  • Grief vs. Misbehavior

    Riley Children's Grief Team

    Parents often struggle to differentiate between their child expressing grief vs. misbehaving. Some parents express concern that their child may utilize their grief as an excuse to avoid consequences. Many parents struggle to know how to respond to negative behavior from a grieving child.

    Like adults, children express their grief in many ways. Children often experience “grief bursts”. A child may be playing and appearing to do well and then suddenly experience a grief burst, which may include crying, shouting, kicking, etc. It can be confusing both for the child and the parent as children often don’t know their burst is related to grief. Keep in mind that children are trying to cope not only with the loss of their sibling, but also the changes that have occurred as a result of that loss. Change is difficult to cope with in the best circumstances and can be completely overwhelming when paired with grief.

    Suggestions for when your child experiences a grief burst:

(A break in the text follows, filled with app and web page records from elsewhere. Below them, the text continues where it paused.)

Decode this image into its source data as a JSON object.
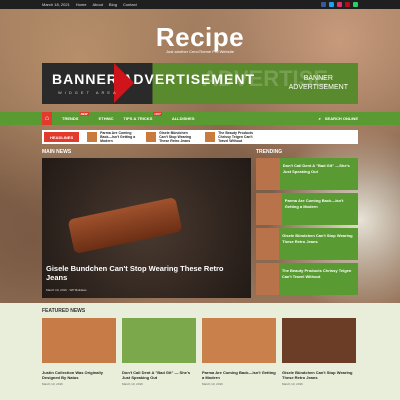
{
  "topbar": {
    "date": "March 18, 2021",
    "links": [
      "Home",
      "About",
      "Blog",
      "Contact"
    ]
  },
  "logo": {
    "title": "Recipe",
    "tagline": "Just another CenoTheme Pro Website"
  },
  "banner": {
    "title": "BANNER ADVERTISEMENT",
    "sub": "WIDGET AREA",
    "right_line1": "BANNER",
    "right_line2": "ADVERTISEMENT",
    "ghost": "ADVERTISE"
  },
  "nav": {
    "home": "⌂",
    "items": [
      "TRENDS",
      "ETHNIC",
      "TIPS & TRICKS",
      "ALLDISHES"
    ],
    "badge_trends": "NEW",
    "badge_tips": "HOT",
    "search_label": "SEARCH ONLINE"
  },
  "ticker": {
    "label": "HEADLINES",
    "items": [
      "Parma Are Coming Back—Isn't Getting a Modern",
      "Gisele Bündchen Can't Stop Wearing These Retro Jeans",
      "The Beauty Products Chrissy Teigen Can't Travel Without"
    ]
  },
  "main": {
    "label": "MAIN NEWS",
    "title": "Gisele Bundchen Can't Stop Wearing These Retro Jeans",
    "meta": "March 10, 2016 · WP Buildass"
  },
  "trending": {
    "label": "TRENDING",
    "items": [
      "Don't Call Dent A \"Bad Git\" —She's Just Speaking Out",
      "Parma Are Coming Back—Isn't Getting a Modern",
      "Gisele Bündchen Can't Stop Wearing These Retro Jeans",
      "The Beauty Products Chrissy Teigen Can't Travel Without"
    ]
  },
  "featured": {
    "label": "FEATURED NEWS",
    "items": [
      {
        "title": "Justin Collection Was Originally Designed By Natus",
        "meta": "March 10, 2016"
      },
      {
        "title": "Don't Call Dent A \"Bad Git\" — She's Just Speaking Out",
        "meta": "March 10, 2016"
      },
      {
        "title": "Parma Are Coming Back—Isn't Getting a Modern",
        "meta": "March 10, 2016"
      },
      {
        "title": "Gisele Bündchen Can't Stop Wearing These Retro Jeans",
        "meta": "March 10, 2016"
      }
    ]
  }
}
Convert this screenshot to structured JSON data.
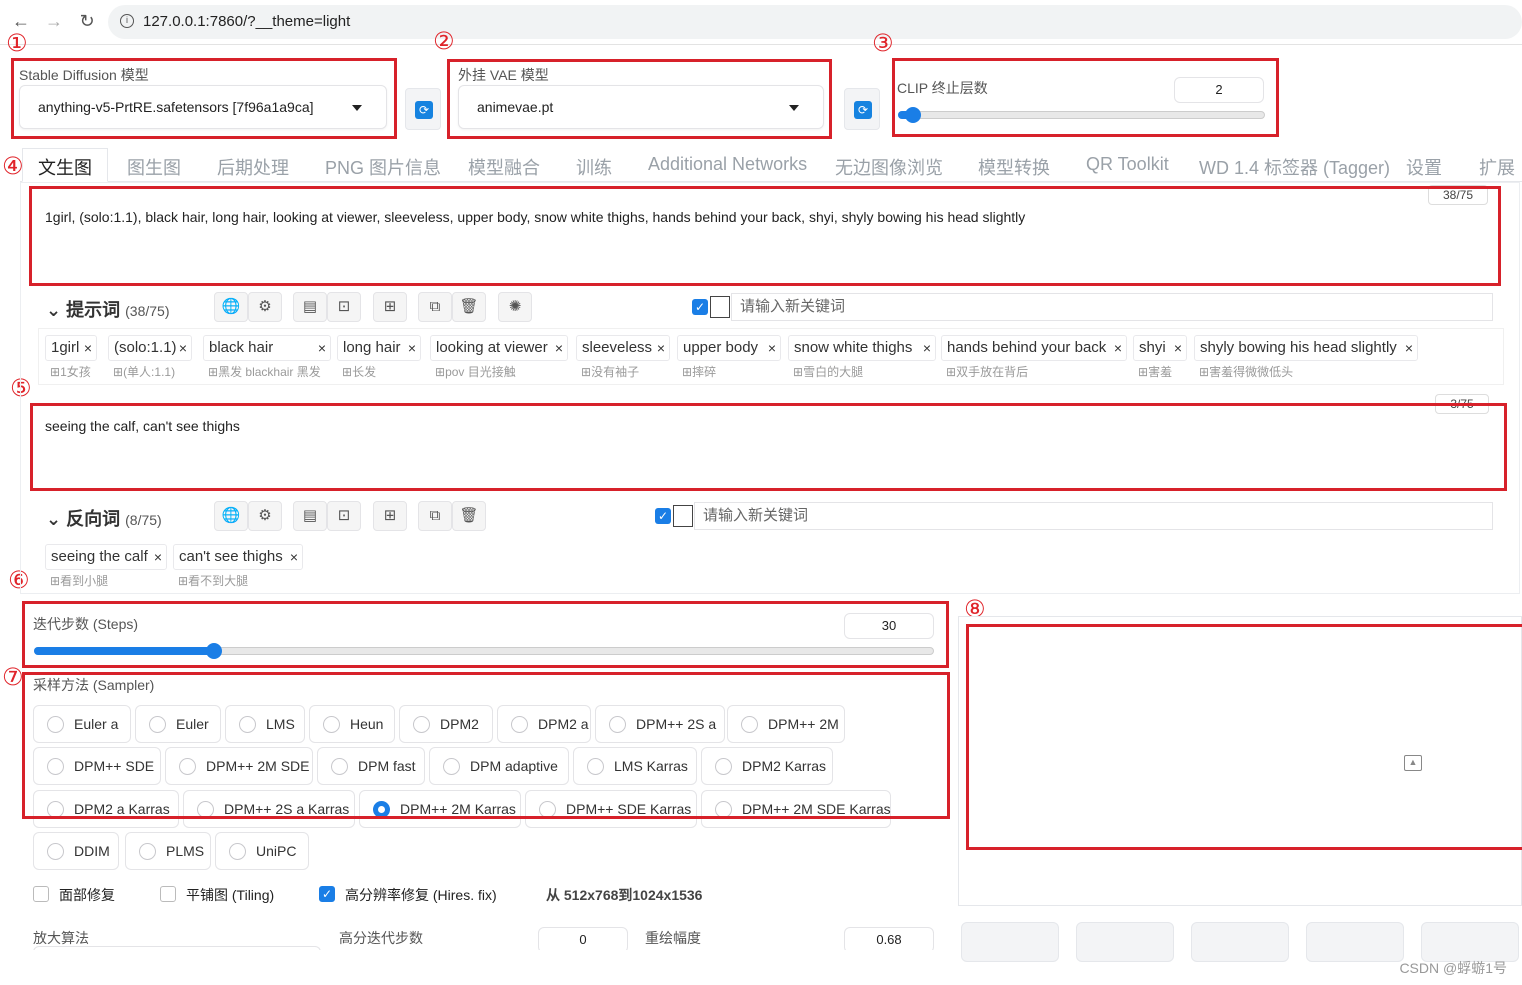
{
  "browser": {
    "url": "127.0.0.1:7860/?__theme=light"
  },
  "markers": [
    "①",
    "②",
    "③",
    "④",
    "⑤",
    "⑥",
    "⑦",
    "⑧"
  ],
  "model": {
    "label": "Stable Diffusion 模型",
    "value": "anything-v5-PrtRE.safetensors [7f96a1a9ca]"
  },
  "vae": {
    "label": "外挂 VAE 模型",
    "value": "animevae.pt"
  },
  "clip": {
    "label": "CLIP 终止层数",
    "value": "2",
    "fraction": 0.04
  },
  "tabs": [
    "文生图",
    "图生图",
    "后期处理",
    "PNG 图片信息",
    "模型融合",
    "训练",
    "Additional Networks",
    "无边图像浏览",
    "模型转换",
    "QR Toolkit",
    "WD 1.4 标签器 (Tagger)",
    "设置",
    "扩展"
  ],
  "prompt": {
    "text": "1girl, (solo:1.1), black hair, long hair, looking at viewer, sleeveless, upper body, snow white thighs, hands behind your back, shyi, shyly bowing his head slightly",
    "counter": "38/75",
    "title": "提示词",
    "count": "(38/75)",
    "kw_placeholder": "请输入新关键词",
    "tags": [
      {
        "en": "1girl",
        "zh": "1女孩"
      },
      {
        "en": "(solo:1.1)",
        "zh": "(单人:1.1)"
      },
      {
        "en": "black hair",
        "zh": "黑发 blackhair 黑发"
      },
      {
        "en": "long hair",
        "zh": "长发"
      },
      {
        "en": "looking at viewer",
        "zh": "pov 目光接触"
      },
      {
        "en": "sleeveless",
        "zh": "没有袖子"
      },
      {
        "en": "upper body",
        "zh": "摔碎"
      },
      {
        "en": "snow white thighs",
        "zh": "雪白的大腿"
      },
      {
        "en": "hands behind your back",
        "zh": "双手放在背后"
      },
      {
        "en": "shyi",
        "zh": "害羞"
      },
      {
        "en": "shyly bowing his head slightly",
        "zh": "害羞得微微低头"
      }
    ]
  },
  "negative": {
    "text": "seeing the calf, can't see thighs",
    "counter": "3/75",
    "title": "反向词",
    "count": "(8/75)",
    "kw_placeholder": "请输入新关键词",
    "tags": [
      {
        "en": "seeing the calf",
        "zh": "看到小腿"
      },
      {
        "en": "can't see thighs",
        "zh": "看不到大腿"
      }
    ]
  },
  "steps": {
    "label": "迭代步数 (Steps)",
    "value": "30",
    "fraction": 0.2
  },
  "sampler": {
    "label": "采样方法 (Sampler)",
    "options": [
      "Euler a",
      "Euler",
      "LMS",
      "Heun",
      "DPM2",
      "DPM2 a",
      "DPM++ 2S a",
      "DPM++ 2M",
      "DPM++ SDE",
      "DPM++ 2M SDE",
      "DPM fast",
      "DPM adaptive",
      "LMS Karras",
      "DPM2 Karras",
      "DPM2 a Karras",
      "DPM++ 2S a Karras",
      "DPM++ 2M Karras",
      "DPM++ SDE Karras",
      "DPM++ 2M SDE Karras",
      "DDIM",
      "PLMS",
      "UniPC"
    ],
    "selected": "DPM++ 2M Karras"
  },
  "options": {
    "face": "面部修复",
    "tiling": "平铺图 (Tiling)",
    "hires": "高分辨率修复 (Hires. fix)",
    "hires_info": "从 512x768到1024x1536"
  },
  "hires": {
    "upscaler_label": "放大算法",
    "steps_label": "高分迭代步数",
    "steps_value": "0",
    "denoise_label": "重绘幅度",
    "denoise_value": "0.68"
  },
  "watermark": "CSDN @蜉蝣1号"
}
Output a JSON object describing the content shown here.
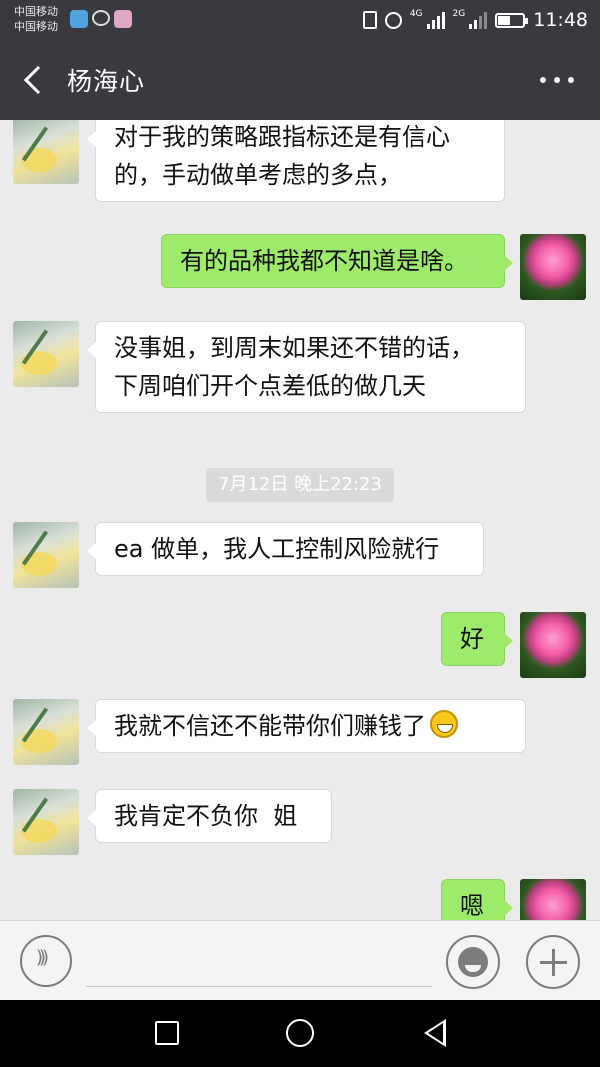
{
  "status_bar": {
    "carrier1": "中国移动",
    "carrier2": "中国移动",
    "net1": "4G",
    "net2": "2G",
    "time": "11:48"
  },
  "header": {
    "title": "杨海心",
    "back_icon": "chevron-left-icon",
    "more_icon": "more-dots-icon"
  },
  "messages": [
    {
      "side": "left",
      "lines": [
        "对于我的策略跟指标还是有信心",
        "的，手动做单考虑的多点，"
      ]
    },
    {
      "side": "right",
      "lines": [
        "有的品种我都不知道是啥。"
      ]
    },
    {
      "side": "left",
      "lines": [
        "没事姐，到周末如果还不错的话，",
        "下周咱们开个点差低的做几天"
      ]
    },
    {
      "side": "left",
      "lines": [
        "ea 做单，我人工控制风险就行"
      ]
    },
    {
      "side": "right",
      "lines": [
        "好"
      ]
    },
    {
      "side": "left",
      "lines": [
        "我就不信还不能带你们赚钱了"
      ],
      "emoji": "grinning-emoji"
    },
    {
      "side": "left",
      "lines": [
        "我肯定不负你  姐"
      ]
    },
    {
      "side": "right",
      "lines": [
        "嗯"
      ]
    }
  ],
  "timestamp": "7月12日 晚上22:23",
  "input_bar": {
    "voice_icon": "voice-icon",
    "emoji_icon": "emoji-icon",
    "plus_icon": "plus-icon"
  },
  "colors": {
    "header_bg": "#393a3f",
    "chat_bg": "#ebebeb",
    "sent_bubble": "#9eea6a",
    "received_bubble": "#ffffff"
  }
}
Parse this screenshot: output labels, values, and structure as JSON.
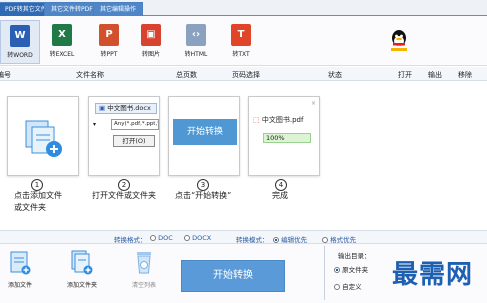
{
  "tabs": [
    "PDF转其它文件",
    "其它文件转PDF",
    "其它编辑操作"
  ],
  "toolbar": [
    {
      "label": "转WORD",
      "icon": "word-icon",
      "color": "#2b5fb4",
      "glyph": "W"
    },
    {
      "label": "转EXCEL",
      "icon": "excel-icon",
      "color": "#1f7a45",
      "glyph": "X"
    },
    {
      "label": "转PPT",
      "icon": "ppt-icon",
      "color": "#d2502b",
      "glyph": "P"
    },
    {
      "label": "转图片",
      "icon": "image-icon",
      "color": "#d8432f",
      "glyph": "▣"
    },
    {
      "label": "转HTML",
      "icon": "html-icon",
      "color": "#8aa2bf",
      "glyph": "‹›"
    },
    {
      "label": "转TXT",
      "icon": "txt-icon",
      "color": "#e0452a",
      "glyph": "T"
    }
  ],
  "columns": [
    "编号",
    "文件名称",
    "总页数",
    "页码选择",
    "状态",
    "打开",
    "输出",
    "移除"
  ],
  "steps": [
    {
      "num": "1",
      "desc1": "点击添加文件",
      "desc2": "或文件夹"
    },
    {
      "num": "2",
      "desc1": "打开文件或文件夹",
      "desc2": ""
    },
    {
      "num": "3",
      "desc1": "点击“开始转换”",
      "desc2": ""
    },
    {
      "num": "4",
      "desc1": "完成",
      "desc2": ""
    }
  ],
  "step2": {
    "filename": "中文图书.docx",
    "filter": "Any(*.pdf,*.ppt,*",
    "open_button": "打开(O)"
  },
  "step3": {
    "button": "开始转换"
  },
  "step4": {
    "filename": "中文图书.pdf",
    "progress": "100%",
    "progress_fraction": 1.0
  },
  "format": {
    "label": "转换格式：",
    "options": [
      "DOC",
      "DOCX"
    ],
    "selected": "DOC",
    "mode_label": "转换模式：",
    "mode_options": [
      "编辑优先",
      "格式优先"
    ],
    "mode_selected": "编辑优先"
  },
  "bottom": {
    "add_file": "添加文件",
    "add_folder": "添加文件夹",
    "clear_list": "清空列表",
    "start": "开始转换",
    "output_label": "输出目录：",
    "output_options": [
      "原文件夹",
      "自定义"
    ],
    "output_selected": "原文件夹"
  },
  "watermark": "最需网"
}
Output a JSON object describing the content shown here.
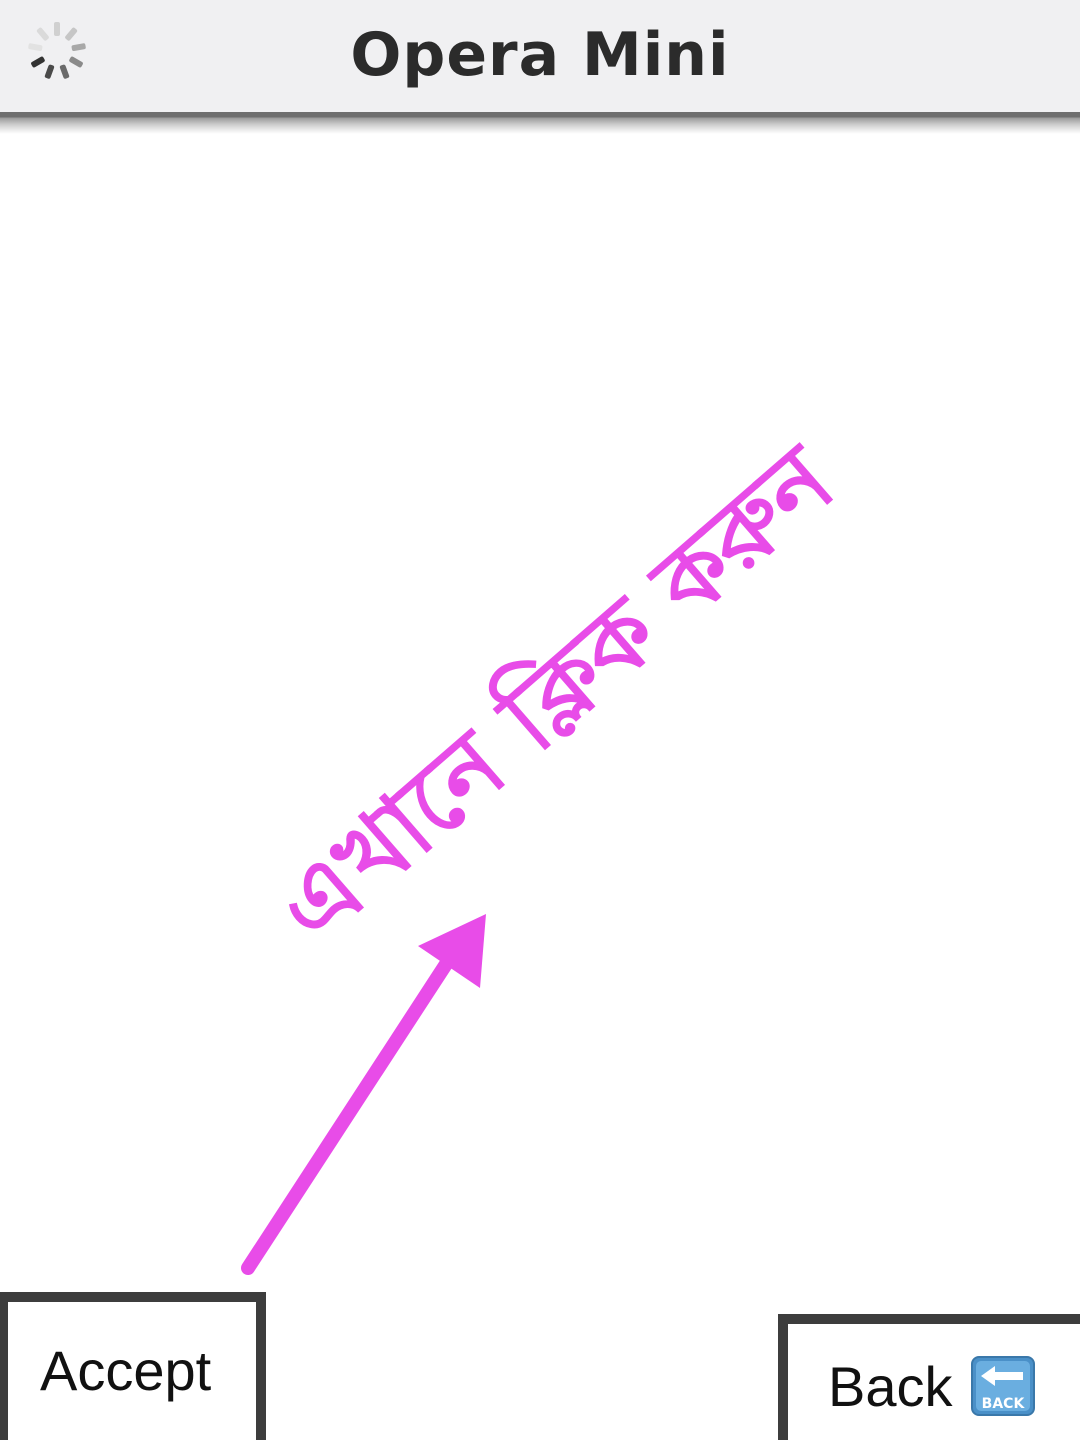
{
  "header": {
    "title": "Opera Mini",
    "loading_icon": "loading-spinner-icon"
  },
  "annotation": {
    "text": "এখানে ক্লিক করুন",
    "color": "#e84ce8",
    "arrow_icon": "arrow-icon"
  },
  "softkeys": {
    "accept_label": "Accept",
    "back_label": "Back",
    "back_icon": "back-arrow-icon",
    "back_icon_text": "BACK"
  }
}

    • Listen. Give your full attention and presence.
    • Offer help but allow them to express their grief (don’t try to take it away). Consider offering a hug, rocking in a chair, providing comfort, etc. when the child is ready.
    • Teach your child coping tools for when they do experience bursts. Some suggestions include finding a quiet space in the house to retreat to, mindful breathing, crying or shouting into a pillow, rocking in a rocking chair, listening to music, journaling, looking at pictures, etc.
    • Set clear expectations and boundaries. Ensure your child knows it is ok to have big feelings, but it is not ok to hurt someone or themselves when they experience the big feelings.
    • Maintain routines as much as possible. Routines can provide a sense of security and lessen the changes a child may experience.

    Consider reading the following resources: